Problem: The response must contain every line from the records below that has "Windows".

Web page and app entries
+--

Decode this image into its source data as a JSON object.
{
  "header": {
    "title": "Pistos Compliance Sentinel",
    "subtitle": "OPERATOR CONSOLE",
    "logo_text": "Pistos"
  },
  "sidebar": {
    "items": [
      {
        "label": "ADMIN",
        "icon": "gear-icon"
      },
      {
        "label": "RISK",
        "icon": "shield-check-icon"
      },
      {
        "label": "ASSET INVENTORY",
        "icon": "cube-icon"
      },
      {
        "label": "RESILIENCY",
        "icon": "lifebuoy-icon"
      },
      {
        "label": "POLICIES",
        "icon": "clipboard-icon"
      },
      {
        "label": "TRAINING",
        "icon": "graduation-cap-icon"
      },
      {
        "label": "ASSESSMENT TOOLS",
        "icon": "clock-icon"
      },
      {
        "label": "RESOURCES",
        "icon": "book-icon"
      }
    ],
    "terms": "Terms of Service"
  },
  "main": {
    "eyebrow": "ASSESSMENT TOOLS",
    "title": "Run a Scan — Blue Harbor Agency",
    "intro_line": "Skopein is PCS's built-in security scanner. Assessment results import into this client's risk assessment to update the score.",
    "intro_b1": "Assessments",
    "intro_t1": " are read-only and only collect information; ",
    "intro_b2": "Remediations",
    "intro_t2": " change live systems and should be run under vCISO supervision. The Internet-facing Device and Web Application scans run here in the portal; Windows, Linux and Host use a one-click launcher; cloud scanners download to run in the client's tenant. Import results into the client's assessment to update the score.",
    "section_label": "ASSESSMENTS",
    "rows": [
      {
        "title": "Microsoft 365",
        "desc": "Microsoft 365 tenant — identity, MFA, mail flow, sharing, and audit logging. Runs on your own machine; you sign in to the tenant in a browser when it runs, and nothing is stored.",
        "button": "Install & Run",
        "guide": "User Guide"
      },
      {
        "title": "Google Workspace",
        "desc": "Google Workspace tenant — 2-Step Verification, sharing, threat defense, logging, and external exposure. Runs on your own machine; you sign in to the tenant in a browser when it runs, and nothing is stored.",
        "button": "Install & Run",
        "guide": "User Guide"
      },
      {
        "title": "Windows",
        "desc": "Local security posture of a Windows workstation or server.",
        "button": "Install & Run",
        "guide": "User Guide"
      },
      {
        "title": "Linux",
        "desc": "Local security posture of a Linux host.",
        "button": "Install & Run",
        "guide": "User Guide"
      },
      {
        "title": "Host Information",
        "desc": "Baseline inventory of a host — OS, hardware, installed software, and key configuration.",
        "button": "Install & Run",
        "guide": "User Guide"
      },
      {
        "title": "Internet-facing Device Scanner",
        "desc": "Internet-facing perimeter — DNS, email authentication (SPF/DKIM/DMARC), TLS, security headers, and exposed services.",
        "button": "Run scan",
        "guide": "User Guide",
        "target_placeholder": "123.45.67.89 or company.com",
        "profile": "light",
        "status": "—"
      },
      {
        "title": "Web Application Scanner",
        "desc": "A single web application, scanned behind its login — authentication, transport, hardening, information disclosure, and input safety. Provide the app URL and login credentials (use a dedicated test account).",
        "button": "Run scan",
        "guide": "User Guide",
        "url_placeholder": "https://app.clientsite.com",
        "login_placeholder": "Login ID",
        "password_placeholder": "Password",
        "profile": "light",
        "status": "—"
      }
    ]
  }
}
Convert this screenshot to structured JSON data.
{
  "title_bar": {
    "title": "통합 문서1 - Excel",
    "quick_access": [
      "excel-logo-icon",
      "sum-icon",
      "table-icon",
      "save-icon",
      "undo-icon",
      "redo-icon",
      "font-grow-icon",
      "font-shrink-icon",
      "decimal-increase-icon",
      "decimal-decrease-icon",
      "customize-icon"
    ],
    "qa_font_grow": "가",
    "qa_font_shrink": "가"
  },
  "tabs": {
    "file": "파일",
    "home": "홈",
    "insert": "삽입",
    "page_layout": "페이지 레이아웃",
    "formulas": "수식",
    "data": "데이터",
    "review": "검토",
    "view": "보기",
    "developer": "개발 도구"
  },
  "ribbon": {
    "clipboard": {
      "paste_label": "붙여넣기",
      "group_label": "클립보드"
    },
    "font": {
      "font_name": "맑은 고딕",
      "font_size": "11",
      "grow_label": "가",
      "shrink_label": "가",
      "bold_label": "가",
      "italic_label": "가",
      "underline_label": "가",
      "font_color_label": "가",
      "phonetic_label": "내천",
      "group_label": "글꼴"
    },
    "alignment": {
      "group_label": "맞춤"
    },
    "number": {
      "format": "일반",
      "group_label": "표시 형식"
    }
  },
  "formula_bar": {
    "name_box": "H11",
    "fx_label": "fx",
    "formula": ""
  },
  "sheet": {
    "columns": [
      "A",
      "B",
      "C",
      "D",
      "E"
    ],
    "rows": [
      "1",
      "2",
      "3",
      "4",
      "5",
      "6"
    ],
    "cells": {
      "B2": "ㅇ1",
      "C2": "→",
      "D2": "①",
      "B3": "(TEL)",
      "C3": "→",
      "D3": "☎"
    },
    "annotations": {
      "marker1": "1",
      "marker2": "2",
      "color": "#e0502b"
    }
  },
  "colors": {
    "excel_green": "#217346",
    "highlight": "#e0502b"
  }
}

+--

Exercise result:
    "intro_t2": " change live systems and should be run under vCISO supervision. The Internet-facing Device and Web Application scans run here in the portal; Windows, Linux and Host use a one-click launcher; cloud scanners download to run in the client's tenant. Import results into the client's assessment to update the score.",
        "title": "Windows",
        "desc": "Local security posture of a Windows workstation or server.",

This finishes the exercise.